### REQUIREMENT
Reproduce the records below word for word.

### DATA TO USE
=======

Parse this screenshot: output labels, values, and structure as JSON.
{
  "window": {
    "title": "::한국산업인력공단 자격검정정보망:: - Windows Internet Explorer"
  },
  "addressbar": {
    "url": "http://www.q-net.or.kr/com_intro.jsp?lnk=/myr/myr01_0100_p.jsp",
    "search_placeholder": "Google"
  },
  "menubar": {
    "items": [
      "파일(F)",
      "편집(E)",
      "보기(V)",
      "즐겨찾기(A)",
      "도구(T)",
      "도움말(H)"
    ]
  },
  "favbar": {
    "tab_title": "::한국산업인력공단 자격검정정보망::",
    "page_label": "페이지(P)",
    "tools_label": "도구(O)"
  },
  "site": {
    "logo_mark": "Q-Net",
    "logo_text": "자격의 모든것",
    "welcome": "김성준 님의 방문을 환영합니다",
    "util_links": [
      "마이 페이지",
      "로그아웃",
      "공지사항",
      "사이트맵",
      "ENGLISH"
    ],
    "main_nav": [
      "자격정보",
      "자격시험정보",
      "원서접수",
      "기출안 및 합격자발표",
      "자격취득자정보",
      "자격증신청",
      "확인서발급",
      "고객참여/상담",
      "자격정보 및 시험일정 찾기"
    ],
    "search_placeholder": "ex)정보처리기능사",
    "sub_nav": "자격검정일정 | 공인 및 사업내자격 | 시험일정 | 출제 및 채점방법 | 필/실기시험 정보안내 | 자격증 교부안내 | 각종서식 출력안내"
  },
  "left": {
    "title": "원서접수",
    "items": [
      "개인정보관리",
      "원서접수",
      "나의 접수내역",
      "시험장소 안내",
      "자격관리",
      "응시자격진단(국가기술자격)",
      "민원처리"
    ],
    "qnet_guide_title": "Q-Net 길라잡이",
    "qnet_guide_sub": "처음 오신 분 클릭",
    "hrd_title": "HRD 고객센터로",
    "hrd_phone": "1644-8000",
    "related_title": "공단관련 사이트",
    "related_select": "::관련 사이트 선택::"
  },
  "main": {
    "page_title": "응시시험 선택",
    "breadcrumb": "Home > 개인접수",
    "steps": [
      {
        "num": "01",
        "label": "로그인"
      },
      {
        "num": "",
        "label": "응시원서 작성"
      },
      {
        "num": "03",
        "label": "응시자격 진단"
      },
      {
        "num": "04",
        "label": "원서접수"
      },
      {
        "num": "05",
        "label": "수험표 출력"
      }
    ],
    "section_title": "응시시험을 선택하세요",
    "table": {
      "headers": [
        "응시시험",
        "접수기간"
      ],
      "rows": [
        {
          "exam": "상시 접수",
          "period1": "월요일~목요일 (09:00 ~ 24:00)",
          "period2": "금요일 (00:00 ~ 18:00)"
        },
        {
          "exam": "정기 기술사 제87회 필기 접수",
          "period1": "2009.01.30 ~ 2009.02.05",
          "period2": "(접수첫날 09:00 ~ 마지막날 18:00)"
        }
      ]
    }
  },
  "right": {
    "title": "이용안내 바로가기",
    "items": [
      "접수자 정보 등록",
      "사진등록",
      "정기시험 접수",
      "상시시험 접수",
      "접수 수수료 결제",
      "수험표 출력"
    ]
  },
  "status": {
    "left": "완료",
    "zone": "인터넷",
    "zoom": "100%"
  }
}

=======

### EXPECTED ANSWER
Parse this screenshot: output labels, values, and structure as JSON.
{
  "window": {
    "title": "::한국산업인력공단 자격검정정보망:: - Windows Internet Explorer"
  },
  "addressbar": {
    "url": "http://www.q-net.or.kr/com_intro.jsp?lnk=/myr/myr01_0100_p.jsp",
    "search_placeholder": "Google"
  },
  "menubar": {
    "items": [
      "파일(F)",
      "편집(E)",
      "보기(V)",
      "즐겨찾기(A)",
      "도구(T)",
      "도움말(H)"
    ]
  },
  "favbar": {
    "tab_title": "::한국산업인력공단 자격검정정보망::",
    "page_label": "페이지(P)",
    "tools_label": "도구(O)"
  },
  "site": {
    "logo_mark": "Q-Net",
    "logo_text": "자격의 모든것",
    "welcome": "김성준 님의 방문을 환영합니다",
    "util_links": [
      "마이 페이지",
      "로그아웃",
      "공지사항",
      "사이트맵",
      "ENGLISH"
    ],
    "main_nav": [
      "자격정보",
      "자격시험정보",
      "원서접수",
      "기출안 및 합격자발표",
      "자격취득자정보",
      "자격증신청",
      "확인서발급",
      "고객참여/상담",
      "자격정보 및 시험일정 찾기"
    ],
    "search_placeholder": "ex)정보처리기능사",
    "sub_nav": "자격검정일정 | 공인 및 사업내자격 | 시험일정 | 출제 및 채점방법 | 필/실기시험 정보안내 | 자격증 교부안내 | 각종서식 출력안내"
  },
  "left": {
    "title": "원서접수",
    "items": [
      "개인정보관리",
      "원서접수",
      "나의 접수내역",
      "시험장소 안내",
      "자격관리",
      "응시자격진단(국가기술자격)",
      "민원처리"
    ],
    "qnet_guide_title": "Q-Net 길라잡이",
    "qnet_guide_sub": "처음 오신 분 클릭",
    "hrd_title": "HRD 고객센터로",
    "hrd_phone": "1644-8000",
    "related_title": "공단관련 사이트",
    "related_select": "::관련 사이트 선택::"
  },
  "main": {
    "page_title": "응시시험 선택",
    "breadcrumb": "Home > 개인접수",
    "steps": [
      {
        "num": "01",
        "label": "로그인"
      },
      {
        "num": "",
        "label": "응시원서 작성"
      },
      {
        "num": "03",
        "label": "응시자격 진단"
      },
      {
        "num": "04",
        "label": "원서접수"
      },
      {
        "num": "05",
        "label": "수험표 출력"
      }
    ],
    "section_title": "응시시험을 선택하세요",
    "table": {
      "headers": [
        "응시시험",
        "접수기간"
      ],
      "rows": [
        {
          "exam": "상시 접수",
          "period1": "월요일~목요일 (09:00 ~ 24:00)",
          "period2": "금요일 (00:00 ~ 18:00)"
        },
        {
          "exam": "정기 기술사 제87회 필기 접수",
          "period1": "2009.01.30 ~ 2009.02.05",
          "period2": "(접수첫날 09:00 ~ 마지막날 18:00)"
        }
      ]
    }
  },
  "right": {
    "title": "이용안내 바로가기",
    "items": [
      "접수자 정보 등록",
      "사진등록",
      "정기시험 접수",
      "상시시험 접수",
      "접수 수수료 결제",
      "수험표 출력"
    ]
  },
  "status": {
    "left": "완료",
    "zone": "인터넷",
    "zoom": "100%"
  }
}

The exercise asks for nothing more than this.